▶ [How to complete this task] Your copy of the entries must be exact, and it must not include the pictures.

▶ [Task input]
- - -
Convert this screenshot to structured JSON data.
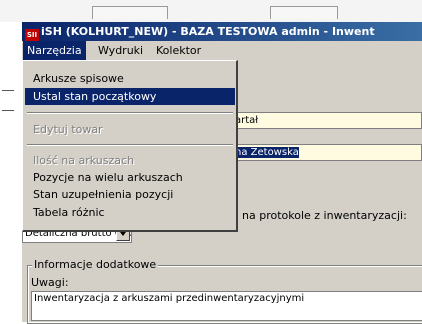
{
  "window": {
    "icon_text": "SII",
    "title": "iSH (KOLHURT_NEW) - BAZA TESTOWA  admin - Inwent"
  },
  "menubar": {
    "items": [
      {
        "label": "Narzędzia",
        "active": true
      },
      {
        "label": "Wydruki",
        "active": false
      },
      {
        "label": "Kolektor",
        "active": false
      }
    ]
  },
  "dropdown": {
    "items": [
      {
        "label": "Arkusze spisowe",
        "state": "normal"
      },
      {
        "label": "Ustal stan początkowy",
        "state": "highlighted"
      },
      {
        "label": "Edytuj towar",
        "state": "disabled"
      },
      {
        "label": "Ilość na arkuszach",
        "state": "disabled"
      },
      {
        "label": "Pozycje na wielu arkuszach",
        "state": "normal"
      },
      {
        "label": "Stan uzupełnienia pozycji",
        "state": "normal"
      },
      {
        "label": "Tabela różnic",
        "state": "normal"
      }
    ]
  },
  "form": {
    "field1_value": "artał",
    "field2_value": "na Zetowska",
    "protocol_label": "na protokole z inwentaryzacji:",
    "price_combo_value": "Detaliczna brutto Grodzi"
  },
  "info": {
    "group_title": "Informacje dodatkowe",
    "notes_label": "Uwagi:",
    "notes_value": "Inwentaryzacja z arkuszami przedinwentaryzacyjnymi"
  },
  "colors": {
    "titlebar": "#0a246a",
    "highlight": "#0a246a",
    "face": "#d4d0c8",
    "input_yellow": "#fffbe0"
  }
}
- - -
▶ [Response below]
Convert this screenshot to structured JSON data.
{
  "window": {
    "icon_text": "SII",
    "title": "iSH (KOLHURT_NEW) - BAZA TESTOWA  admin - Inwent"
  },
  "menubar": {
    "items": [
      {
        "label": "Narzędzia",
        "active": true
      },
      {
        "label": "Wydruki",
        "active": false
      },
      {
        "label": "Kolektor",
        "active": false
      }
    ]
  },
  "dropdown": {
    "items": [
      {
        "label": "Arkusze spisowe",
        "state": "normal"
      },
      {
        "label": "Ustal stan początkowy",
        "state": "highlighted"
      },
      {
        "label": "Edytuj towar",
        "state": "disabled"
      },
      {
        "label": "Ilość na arkuszach",
        "state": "disabled"
      },
      {
        "label": "Pozycje na wielu arkuszach",
        "state": "normal"
      },
      {
        "label": "Stan uzupełnienia pozycji",
        "state": "normal"
      },
      {
        "label": "Tabela różnic",
        "state": "normal"
      }
    ]
  },
  "form": {
    "field1_value": "artał",
    "field2_value": "na Zetowska",
    "protocol_label": "na protokole z inwentaryzacji:",
    "price_combo_value": "Detaliczna brutto Grodzi"
  },
  "info": {
    "group_title": "Informacje dodatkowe",
    "notes_label": "Uwagi:",
    "notes_value": "Inwentaryzacja z arkuszami przedinwentaryzacyjnymi"
  },
  "colors": {
    "titlebar": "#0a246a",
    "highlight": "#0a246a",
    "face": "#d4d0c8",
    "input_yellow": "#fffbe0"
  }
}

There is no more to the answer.